A common feature amongst institutions in which sexual abuse has occurred is the dependence of their clients/inmates/adherents on the institution to provide their care and community. Staff and patients, priests and parishioners, teachers and students, coaches and young athletes – the common factor is a significant power differential coupled with a duty of care. Individual acts of abuse constitute a betrayal of trust, and the Royal Commission highlighted the severe long-term effects such abuse can have. but the greater betrayal of trust occurs when institutions protect and enable the abusers.
Erik Erikson considers that religious institutions draw on psychological structures formed in the earliest stage of psychosocial development, basic trust vs mistrust.
In Childhood and Society he states that ”trust born of care is… the touchstone of the actuality of a given religion,” and “individual trust must become a common faith, individual mistrust a commonly formulated evil, while the individuals restoration must become part of the ritual practice of many, and must become a sign of trustworthiness in the community.” A clear example of the ‘dark side of trust’.
For many of the abused their families provided no haven, as any accusation against a priest imperilled the family’s position in the community of the faithful, further magnifying the initial trauma..
Erikson’s proposal about religious institutions generalises to most, if not all, institutions.
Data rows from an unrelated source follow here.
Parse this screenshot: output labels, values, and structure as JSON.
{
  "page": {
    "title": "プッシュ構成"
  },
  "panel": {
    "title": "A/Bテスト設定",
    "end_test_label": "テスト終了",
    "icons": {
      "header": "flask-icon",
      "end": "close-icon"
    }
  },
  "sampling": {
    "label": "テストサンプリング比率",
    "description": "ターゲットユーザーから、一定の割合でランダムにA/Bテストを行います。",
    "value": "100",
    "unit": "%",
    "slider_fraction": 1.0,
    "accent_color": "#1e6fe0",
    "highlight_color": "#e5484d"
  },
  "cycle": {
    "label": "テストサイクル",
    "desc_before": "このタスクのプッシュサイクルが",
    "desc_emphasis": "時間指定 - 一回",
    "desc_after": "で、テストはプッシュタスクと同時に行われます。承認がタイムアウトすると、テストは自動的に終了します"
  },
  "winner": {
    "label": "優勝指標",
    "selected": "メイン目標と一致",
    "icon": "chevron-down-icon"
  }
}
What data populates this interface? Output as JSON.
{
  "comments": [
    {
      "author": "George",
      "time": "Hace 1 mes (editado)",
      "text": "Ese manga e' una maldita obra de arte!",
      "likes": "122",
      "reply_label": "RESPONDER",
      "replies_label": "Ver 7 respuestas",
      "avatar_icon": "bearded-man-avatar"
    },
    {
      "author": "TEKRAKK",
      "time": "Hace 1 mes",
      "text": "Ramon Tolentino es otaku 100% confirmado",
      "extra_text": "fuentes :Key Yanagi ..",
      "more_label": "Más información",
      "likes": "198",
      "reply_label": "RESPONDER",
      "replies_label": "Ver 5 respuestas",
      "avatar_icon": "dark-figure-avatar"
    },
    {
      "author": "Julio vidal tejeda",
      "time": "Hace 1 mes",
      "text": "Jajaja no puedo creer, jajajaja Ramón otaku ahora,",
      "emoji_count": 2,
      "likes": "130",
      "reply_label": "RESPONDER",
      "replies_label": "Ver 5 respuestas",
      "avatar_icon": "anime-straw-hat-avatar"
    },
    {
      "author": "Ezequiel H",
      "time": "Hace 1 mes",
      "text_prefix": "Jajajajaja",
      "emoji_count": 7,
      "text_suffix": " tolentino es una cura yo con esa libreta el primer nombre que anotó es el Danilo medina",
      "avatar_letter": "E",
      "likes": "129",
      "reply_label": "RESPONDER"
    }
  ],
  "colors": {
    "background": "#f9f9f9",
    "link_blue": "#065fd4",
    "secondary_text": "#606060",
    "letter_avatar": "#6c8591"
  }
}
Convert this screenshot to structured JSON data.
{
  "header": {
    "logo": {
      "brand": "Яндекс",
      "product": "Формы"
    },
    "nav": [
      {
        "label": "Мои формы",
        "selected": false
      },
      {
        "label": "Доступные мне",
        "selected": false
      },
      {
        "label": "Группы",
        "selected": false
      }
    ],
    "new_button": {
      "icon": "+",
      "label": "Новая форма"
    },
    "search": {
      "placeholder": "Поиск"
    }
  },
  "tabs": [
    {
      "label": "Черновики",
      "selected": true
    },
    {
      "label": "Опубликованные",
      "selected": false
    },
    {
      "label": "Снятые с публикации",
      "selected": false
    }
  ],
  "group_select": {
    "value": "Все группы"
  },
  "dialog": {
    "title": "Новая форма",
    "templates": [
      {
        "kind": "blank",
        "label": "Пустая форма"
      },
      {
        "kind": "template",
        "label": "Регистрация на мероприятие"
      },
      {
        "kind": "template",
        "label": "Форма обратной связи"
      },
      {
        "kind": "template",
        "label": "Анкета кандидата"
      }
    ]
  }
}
Most of us, raised in good enough families, negotiate crises of trust and mistrust successfully. Faced with difficulties and dangers, the secure infant retreats to the haven of the larger, benevolent parents. This remains a preference throughout life; unless specific betrayals lead to rational distrust, we continue to prefer to trust the large and hopefully benevolent institutions. A recent example is the Australian experience of CoVid-19. When the disease was surging the efforts of state governments to control it produced solid public approval ratings, and the efforts of opposition parties to exploit process failures were ineffective. Serious crises increase support for incumbent governments unless they are blatantly incompetent, and I suggest that this is rooted in our earliest experiences of seeking comfort and support.